Absolute references in excel are vital to financial modeling. They are cell references which see the row and column coordinates remain constant whilst copying formula from once cell to another. You may know that the default referencing style of excel is the relative reference, and if you attempt to copy your formula to other cells, your cell references would change depending on the number of rows and column movement you made from the original cell containing the formula to the new cell you want the function coped to. To avoid this, you need to know how to perform an absolute reference to your inputs and in this post, we would show you how to do just that.

## Absolute reference example

We treated the relative reference with an example on data offers of a Telecommunications company. In this section, we would tweak that example to illustrate how absolute references works.

In our example, we picked just one of the data plans, and whilst the price is fixed, we have different sales count for each month. Our task here is to calculate the revenue for each month using the uniform price of $1.3. This means that we would need to lock in the cell B3 when doing our multiplication. Let’s see the steps below:

**Step 1: ** Type in the formula $B$3 X B6 in cell C6 to calculate January’s revenue. Notice that cell B3 has a dollar ($) sign before and after the column letter. This signifies absolute referencing, and we can say cell B3 is anchored (locked in) meaning that when we copy and paste the formula to the rows below, our formula would still refer to cell B3 for the price. Note, to attach the dollar ($) sign without having to type it, enter the cell you are typing the formula in and on the reference, you want to anchor (say B3 in this case), press the F4 key once.

**Step 2:** Copy and paste the formula below as we have anchored the price by adding a dollar ($) sign before and after the column letter.

**Result:** The formula for the rows below still maintains cell B3 as the price, whilst sales count is automatically adjusted based on the relative reference principle in excel.

=$B$3*B7

=$B$3*B8

=$B$3*B9

=$B$3*B10

=$B$3*B11

We have come to the end of this tutorial. Always remember that you can save time having to manually edit cell references by using the correct anchoring. Absolute references should be when you have only one input which all calculations would use to derive their output.
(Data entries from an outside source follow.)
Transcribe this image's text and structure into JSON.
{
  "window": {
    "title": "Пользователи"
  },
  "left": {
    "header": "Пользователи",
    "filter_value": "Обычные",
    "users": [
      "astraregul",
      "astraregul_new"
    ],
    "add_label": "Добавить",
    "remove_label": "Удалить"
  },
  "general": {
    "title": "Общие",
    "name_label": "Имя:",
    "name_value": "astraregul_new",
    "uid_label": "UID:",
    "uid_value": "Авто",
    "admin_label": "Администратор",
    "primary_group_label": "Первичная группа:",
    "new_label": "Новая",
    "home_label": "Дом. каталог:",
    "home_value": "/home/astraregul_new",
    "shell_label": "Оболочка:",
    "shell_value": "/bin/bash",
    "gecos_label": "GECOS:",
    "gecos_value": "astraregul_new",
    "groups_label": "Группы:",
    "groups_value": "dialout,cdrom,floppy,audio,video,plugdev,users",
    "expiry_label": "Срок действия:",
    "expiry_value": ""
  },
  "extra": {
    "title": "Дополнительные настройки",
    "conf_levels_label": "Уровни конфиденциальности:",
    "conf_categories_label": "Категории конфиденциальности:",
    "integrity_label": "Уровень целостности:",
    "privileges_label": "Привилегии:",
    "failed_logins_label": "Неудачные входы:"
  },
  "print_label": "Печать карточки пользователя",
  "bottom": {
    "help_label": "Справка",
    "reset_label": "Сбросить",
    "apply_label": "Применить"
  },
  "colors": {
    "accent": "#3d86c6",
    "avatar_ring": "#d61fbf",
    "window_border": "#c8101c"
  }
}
Another thing worthy of note is that if you are selecting a reference outside of the current workbook you are working on, excel would automatically make it an absolute reference as you would see the dollar sign both before and after the column letter. Please make sure to check and adjust the references accordingly.